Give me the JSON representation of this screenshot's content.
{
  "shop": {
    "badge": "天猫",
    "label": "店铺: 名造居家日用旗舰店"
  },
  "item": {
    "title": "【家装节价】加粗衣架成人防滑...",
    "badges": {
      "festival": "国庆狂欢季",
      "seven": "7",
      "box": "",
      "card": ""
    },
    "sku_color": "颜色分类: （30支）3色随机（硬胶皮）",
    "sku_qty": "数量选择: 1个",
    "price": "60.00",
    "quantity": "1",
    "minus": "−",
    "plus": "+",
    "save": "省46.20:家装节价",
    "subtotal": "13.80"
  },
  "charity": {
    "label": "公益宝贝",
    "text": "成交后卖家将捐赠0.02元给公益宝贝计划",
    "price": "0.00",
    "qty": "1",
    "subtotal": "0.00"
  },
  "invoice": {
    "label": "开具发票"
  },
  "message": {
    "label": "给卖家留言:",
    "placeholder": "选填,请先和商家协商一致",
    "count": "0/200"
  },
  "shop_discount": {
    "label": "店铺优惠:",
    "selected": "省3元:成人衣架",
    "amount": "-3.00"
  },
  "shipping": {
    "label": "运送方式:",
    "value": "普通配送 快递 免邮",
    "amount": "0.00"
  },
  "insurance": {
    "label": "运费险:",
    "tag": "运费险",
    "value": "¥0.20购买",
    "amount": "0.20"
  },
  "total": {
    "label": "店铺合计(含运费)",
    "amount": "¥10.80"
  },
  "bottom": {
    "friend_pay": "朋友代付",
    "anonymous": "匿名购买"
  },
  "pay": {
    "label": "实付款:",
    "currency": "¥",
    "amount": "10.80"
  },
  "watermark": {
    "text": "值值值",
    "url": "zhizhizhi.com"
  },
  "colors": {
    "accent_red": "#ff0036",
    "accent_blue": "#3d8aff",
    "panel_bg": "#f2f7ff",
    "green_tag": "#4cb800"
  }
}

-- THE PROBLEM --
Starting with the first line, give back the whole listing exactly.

-- EXERCISE ANSWER --
Give me the JSON representation of this screenshot's content.
{
  "shop": {
    "badge": "天猫",
    "label": "店铺: 名造居家日用旗舰店"
  },
  "item": {
    "title": "【家装节价】加粗衣架成人防滑...",
    "badges": {
      "festival": "国庆狂欢季",
      "seven": "7",
      "box": "",
      "card": ""
    },
    "sku_color": "颜色分类: （30支）3色随机（硬胶皮）",
    "sku_qty": "数量选择: 1个",
    "price": "60.00",
    "quantity": "1",
    "minus": "−",
    "plus": "+",
    "save": "省46.20:家装节价",
    "subtotal": "13.80"
  },
  "charity": {
    "label": "公益宝贝",
    "text": "成交后卖家将捐赠0.02元给公益宝贝计划",
    "price": "0.00",
    "qty": "1",
    "subtotal": "0.00"
  },
  "invoice": {
    "label": "开具发票"
  },
  "message": {
    "label": "给卖家留言:",
    "placeholder": "选填,请先和商家协商一致",
    "count": "0/200"
  },
  "shop_discount": {
    "label": "店铺优惠:",
    "selected": "省3元:成人衣架",
    "amount": "-3.00"
  },
  "shipping": {
    "label": "运送方式:",
    "value": "普通配送 快递 免邮",
    "amount": "0.00"
  },
  "insurance": {
    "label": "运费险:",
    "tag": "运费险",
    "value": "¥0.20购买",
    "amount": "0.20"
  },
  "total": {
    "label": "店铺合计(含运费)",
    "amount": "¥10.80"
  },
  "bottom": {
    "friend_pay": "朋友代付",
    "anonymous": "匿名购买"
  },
  "pay": {
    "label": "实付款:",
    "currency": "¥",
    "amount": "10.80"
  },
  "watermark": {
    "text": "值值值",
    "url": "zhizhizhi.com"
  },
  "colors": {
    "accent_red": "#ff0036",
    "accent_blue": "#3d8aff",
    "panel_bg": "#f2f7ff",
    "green_tag": "#4cb800"
  }
}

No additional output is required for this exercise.